Co-infection with ancillary pathogens is a significant modulator of morbidity and mortality in infectious diseases. There have been limited reports of co-infections accompanying SARS-CoV-2 infections, albeit lacking India specific study. The present study has made an effort toward elucidating the prevalence, diversity and characterization of co-infecting respiratory pathogens in the nasopharyngeal tract of SARS-CoV-2 positive patients. Two complementary metagenomics based sequencing approaches, Respiratory Virus Oligo Panel (RVOP) and Holo-seq, were utilized for unbiased detection of co-infecting viruses and bacteria. The limited SARS-CoV-2 clade diversity along with differential clinical phenotype seems to be partially explained by the observed spectrum of co-infections. We found a total of 43 bacteria and 29 viruses amongst the patients, with 18 viruses commonly captured by both the approaches. In addition to SARS-CoV-2, Human Mastadenovirus, known to cause respiratory distress, was present in a majority of the samples. We also found significant differences of bacterial reads based on clinical phenotype. Of all the bacterial species identified, ∼60% have been known to be involved in respiratory distress. Among the co-pathogens present in our sample cohort, anaerobic bacteria accounted for a preponderance of bacterial diversity with possible role in respiratory distress. Clostridium botulinum, Bacillus cereus and Halomonas sp. are anaerobes found abundantly across the samples. Our findings highlight the significance of metagenomics based diagnosis and detection of SARS-CoV-2 and other respiratory co-infections in the current pandemic to enable efficient treatment administration and better clinical management. To our knowledge this is the first study from India with a focus on the role of co-infections in SARS-CoV-2 clinical sub-phenotype.
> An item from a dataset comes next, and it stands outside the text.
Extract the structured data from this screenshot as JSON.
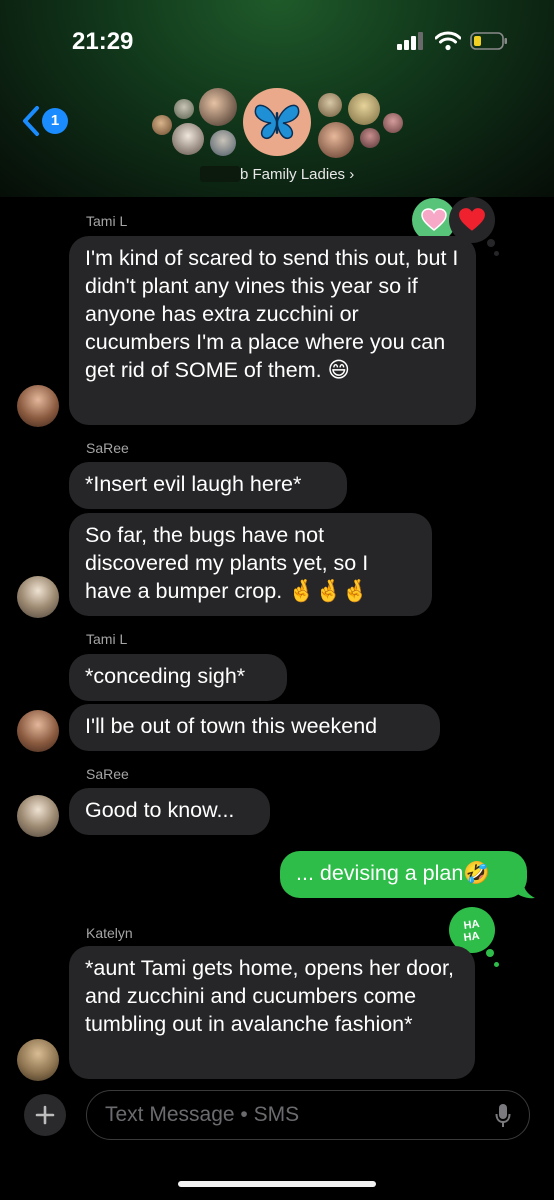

Keywords

Full text: Available Collection: International databases Database: MEDLINE Type of study: Prognostic study / Risk factors Language: English Journal: Front Microbiol Year: 2021 Document Type: Article Affiliation country: FMICB.2021.653399

Full text: Available Collection: International databases Database: MEDLINE Type of study: Prognostic study / Risk factors Language: English Journal: Front Microbiol Year: 2021 Document Type: Article Affiliation country: FMICB.2021.653399